Dataset records
- Opening Delimiter -

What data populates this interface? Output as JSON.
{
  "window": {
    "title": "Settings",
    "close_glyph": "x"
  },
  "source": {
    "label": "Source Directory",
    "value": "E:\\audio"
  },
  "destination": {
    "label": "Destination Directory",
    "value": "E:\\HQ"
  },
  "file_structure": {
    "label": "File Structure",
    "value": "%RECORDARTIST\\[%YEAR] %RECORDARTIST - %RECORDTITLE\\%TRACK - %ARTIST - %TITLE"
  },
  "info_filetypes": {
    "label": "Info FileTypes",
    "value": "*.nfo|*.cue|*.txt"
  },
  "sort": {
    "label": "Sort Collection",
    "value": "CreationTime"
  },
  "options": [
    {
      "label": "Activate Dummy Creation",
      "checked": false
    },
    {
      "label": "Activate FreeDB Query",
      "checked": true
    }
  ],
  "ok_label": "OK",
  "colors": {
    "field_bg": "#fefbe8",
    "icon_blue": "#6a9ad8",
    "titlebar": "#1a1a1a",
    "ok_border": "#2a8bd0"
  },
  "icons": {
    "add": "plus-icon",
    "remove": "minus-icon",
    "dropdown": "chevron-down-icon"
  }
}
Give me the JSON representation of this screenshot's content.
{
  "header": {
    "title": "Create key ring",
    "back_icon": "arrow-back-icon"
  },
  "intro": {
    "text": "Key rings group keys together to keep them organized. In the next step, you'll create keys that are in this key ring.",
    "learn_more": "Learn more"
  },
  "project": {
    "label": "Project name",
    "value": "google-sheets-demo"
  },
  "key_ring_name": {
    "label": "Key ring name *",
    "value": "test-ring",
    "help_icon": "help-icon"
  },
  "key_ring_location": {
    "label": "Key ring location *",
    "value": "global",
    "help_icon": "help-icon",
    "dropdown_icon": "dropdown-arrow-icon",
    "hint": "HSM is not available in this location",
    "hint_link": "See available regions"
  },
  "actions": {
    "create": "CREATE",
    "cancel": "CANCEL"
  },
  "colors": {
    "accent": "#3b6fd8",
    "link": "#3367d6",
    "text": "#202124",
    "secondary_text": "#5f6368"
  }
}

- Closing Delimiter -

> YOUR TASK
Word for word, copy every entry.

> RESPONSE AREA
What data populates this interface? Output as JSON.
{
  "window": {
    "title": "Settings",
    "close_glyph": "x"
  },
  "source": {
    "label": "Source Directory",
    "value": "E:\\audio"
  },
  "destination": {
    "label": "Destination Directory",
    "value": "E:\\HQ"
  },
  "file_structure": {
    "label": "File Structure",
    "value": "%RECORDARTIST\\[%YEAR] %RECORDARTIST - %RECORDTITLE\\%TRACK - %ARTIST - %TITLE"
  },
  "info_filetypes": {
    "label": "Info FileTypes",
    "value": "*.nfo|*.cue|*.txt"
  },
  "sort": {
    "label": "Sort Collection",
    "value": "CreationTime"
  },
  "options": [
    {
      "label": "Activate Dummy Creation",
      "checked": false
    },
    {
      "label": "Activate FreeDB Query",
      "checked": true
    }
  ],
  "ok_label": "OK",
  "colors": {
    "field_bg": "#fefbe8",
    "icon_blue": "#6a9ad8",
    "titlebar": "#1a1a1a",
    "ok_border": "#2a8bd0"
  },
  "icons": {
    "add": "plus-icon",
    "remove": "minus-icon",
    "dropdown": "chevron-down-icon"
  }
}
Give me the JSON representation of this screenshot's content.
{
  "header": {
    "title": "Create key ring",
    "back_icon": "arrow-back-icon"
  },
  "intro": {
    "text": "Key rings group keys together to keep them organized. In the next step, you'll create keys that are in this key ring.",
    "learn_more": "Learn more"
  },
  "project": {
    "label": "Project name",
    "value": "google-sheets-demo"
  },
  "key_ring_name": {
    "label": "Key ring name *",
    "value": "test-ring",
    "help_icon": "help-icon"
  },
  "key_ring_location": {
    "label": "Key ring location *",
    "value": "global",
    "help_icon": "help-icon",
    "dropdown_icon": "dropdown-arrow-icon",
    "hint": "HSM is not available in this location",
    "hint_link": "See available regions"
  },
  "actions": {
    "create": "CREATE",
    "cancel": "CANCEL"
  },
  "colors": {
    "accent": "#3b6fd8",
    "link": "#3367d6",
    "text": "#202124",
    "secondary_text": "#5f6368"
  }
}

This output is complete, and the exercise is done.